Only if you’re doing it wrong is it mind control!
This mind control nonsense deserves its own separate post. Let’s just move on, since this is approaching 2,000 words as it is.
But again, that’s mere theology. Here’s the real problem: if Jennifer has stopped or scaled back what she used to do, substituting ‘a religious life’ for actual, practical help – more prayer, less blood – then it’s not working. If she used to teach disadvantaged kids and now she only hangs around churches feeling smug she joined the right team when poor people come in, she’s not living a better life. If she does both, well, there’s no net gain, but … whatever.
What good is it, my brothers, if someone says he has faith but does not have works? Can that faith save him? If a brother or sister is poorly clothed and lacking in daily food, and one of you says to them, “Go in peace, be warmed and filled,” without giving them the things needed for the body, what good is that?

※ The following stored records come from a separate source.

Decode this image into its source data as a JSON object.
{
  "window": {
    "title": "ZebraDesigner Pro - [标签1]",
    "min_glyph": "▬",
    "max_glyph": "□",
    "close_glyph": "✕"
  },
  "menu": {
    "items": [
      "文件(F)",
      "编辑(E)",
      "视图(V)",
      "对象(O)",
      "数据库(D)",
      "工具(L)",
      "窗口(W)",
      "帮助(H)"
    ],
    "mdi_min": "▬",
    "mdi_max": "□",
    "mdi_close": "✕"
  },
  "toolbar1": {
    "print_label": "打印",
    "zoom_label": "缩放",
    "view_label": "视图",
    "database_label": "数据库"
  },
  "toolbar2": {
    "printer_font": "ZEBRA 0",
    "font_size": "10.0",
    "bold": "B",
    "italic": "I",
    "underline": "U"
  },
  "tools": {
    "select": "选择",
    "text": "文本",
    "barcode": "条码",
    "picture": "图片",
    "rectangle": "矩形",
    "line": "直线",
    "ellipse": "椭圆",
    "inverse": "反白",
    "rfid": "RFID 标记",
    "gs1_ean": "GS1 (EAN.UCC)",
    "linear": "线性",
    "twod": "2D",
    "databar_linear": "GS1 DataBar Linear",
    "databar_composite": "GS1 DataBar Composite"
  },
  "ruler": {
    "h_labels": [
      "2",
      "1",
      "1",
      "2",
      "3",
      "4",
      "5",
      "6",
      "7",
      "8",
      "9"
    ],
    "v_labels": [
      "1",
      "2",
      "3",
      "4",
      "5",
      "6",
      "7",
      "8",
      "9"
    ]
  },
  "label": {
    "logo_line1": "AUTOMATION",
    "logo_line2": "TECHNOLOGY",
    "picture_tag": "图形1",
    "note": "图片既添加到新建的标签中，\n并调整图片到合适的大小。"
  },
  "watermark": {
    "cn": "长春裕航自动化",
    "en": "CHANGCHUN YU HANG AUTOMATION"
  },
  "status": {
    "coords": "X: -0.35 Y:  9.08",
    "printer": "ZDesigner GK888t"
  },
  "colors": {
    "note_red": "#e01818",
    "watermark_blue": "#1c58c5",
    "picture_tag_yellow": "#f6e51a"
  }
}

So also faith by itself, if it does not have works, is dead. (Jms 2:14-17, emphasis added)
If people would study the book of James harder, we wouldn’t have anybody arguing that since faith saves us, we can just add prayer and church attendance to our normal lives — continuing to swear, use “God or “Jesus” as expletives, embezzle from our places of work, etc — and all is well. All is not well — Jesus repeatedly ties love for him (and for the Father) to obedience. So, you have to actually do something with the faith you now claim, otherwise what good is it for you to have the faith?
Now, if someone was charitable before coming to faith, then merely adds religious devotion to an already pious life, is there really no net gain? Here, Jemima is blinded by her commitment to materialism. Accepting Christ is still a life-altering experience, and brings an inner peace that no secularism can.

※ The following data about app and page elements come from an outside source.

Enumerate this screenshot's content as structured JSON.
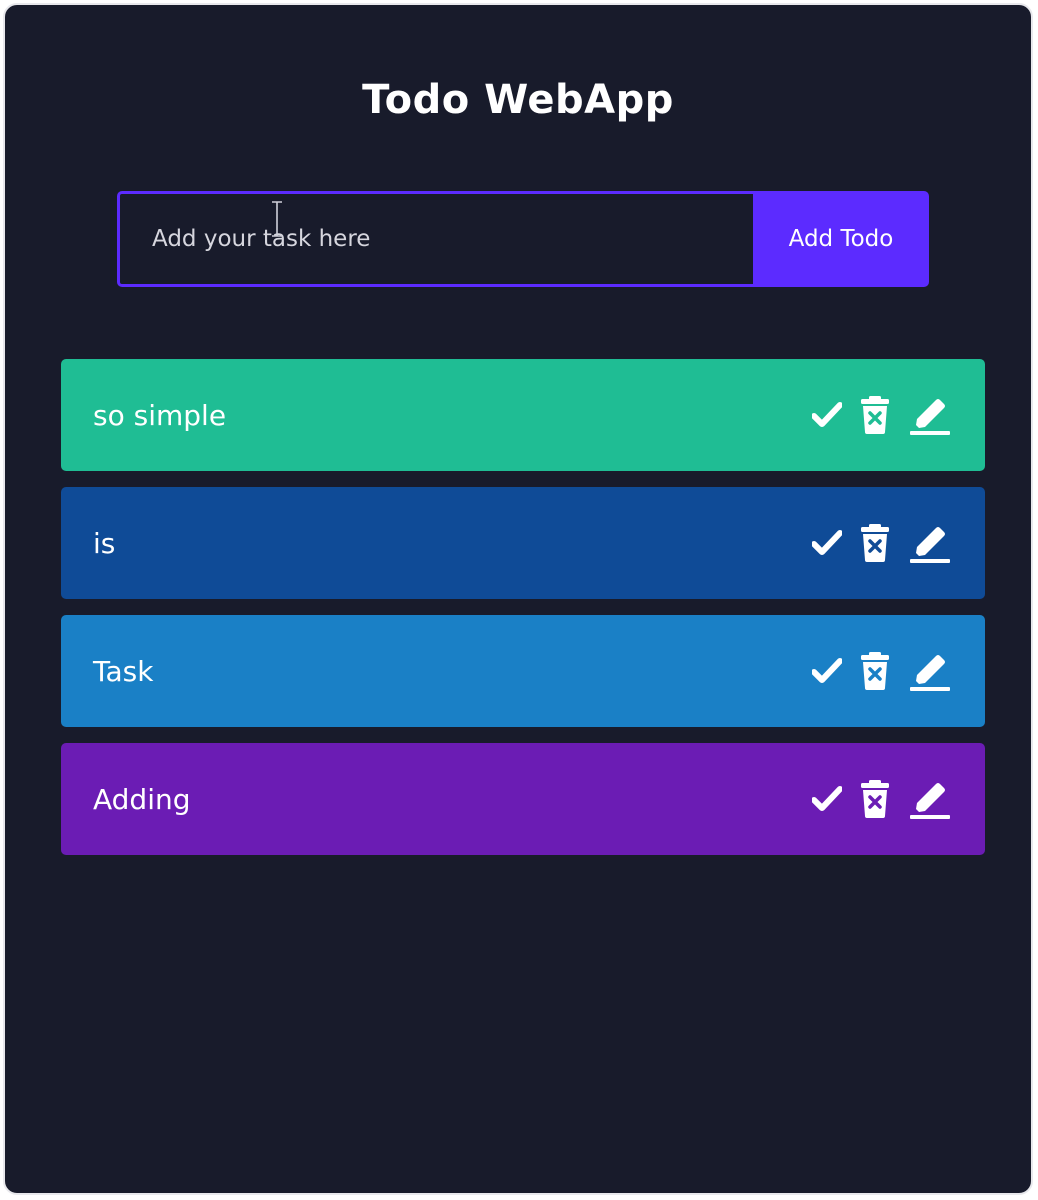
{
  "app": {
    "title": "Todo WebApp"
  },
  "form": {
    "input_placeholder": "Add your task here",
    "input_value": "",
    "add_button_label": "Add Todo"
  },
  "todos": [
    {
      "text": "so simple",
      "color": "#1fbd94"
    },
    {
      "text": "is",
      "color": "#0f4b97"
    },
    {
      "text": "Task",
      "color": "#1a80c6"
    },
    {
      "text": "Adding",
      "color": "#6b1cb4"
    }
  ],
  "icons": {
    "done": "check-icon",
    "delete": "trash-icon",
    "edit": "pen-icon"
  },
  "colors": {
    "background": "#181b2b",
    "accent": "#5c2bff"
  }
}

There is no gain in the material world that we can see, but a large gain in terms of spiritual things that we can’t see.
Jesus said this, with the Good Samaritan. Although it exposes Jesus as a bit of a racist – https://www.youtube.com/watch?v=5-nh7xOjkSs – the story spells it out: it doesn’t matter what club you say you’re in, in matters what you actually, practically do. He’d prefer one atheist to donate a pint of blood than a billion Catholics to say in a prayer that they feel a bit sad or think of it as someone else’s problem. We can all agree on that.
A few thoughts in closing. First, that parable traded on the elitism pure Jews felt toward Samaritans and that is exactly what made its message so effective when told to a first century Jew. So Jemima has clearly demonstrated she knows the point of the story, but hasn’t actually “got it.” This what I see with atheists and the Bible time and time again — knowledge of its contents, but zero understanding of what it actually means.
Jemima: Do you know who the Samaritans were, and the reason for the elitism? Bet not!
Second, I can agree that pious devotion with no action is horribly apathetic (but not that God appreciates the working atheist more than a Christian). It very much does matter what one actually does, as (in Christian metaphysical terms) our actions have eternal consequences (not just earthly ones).
In both Screenplay by Syd Field and A Novelist’s Essential Guide to Plot by J. Madison Davis, the writers tell us that characters are what they do. Internal dialogue in novels or voice-over narration in movies do not tell us who a character is until we see them in action.
Why is that true? Because real, live people are also what they do — and moreover, they are what they do when no one is around. If you’re a Christian in public only, but not in private, then you’re not really a Christian. Our character is revealed by our actions.
Therefore, we reveal our faith not by cloistered prayer and daily Rosaries and reciting the Act of Contrition, but by “visit[ing] orphans and widows in their affliction, and … keep[ing] oneself unstained from the world” (Jms 1:27). So, what Jemima levels as a criticism against Christianity is really there all along. She just fails to see it.
Jemima: Open your mind and understand . . .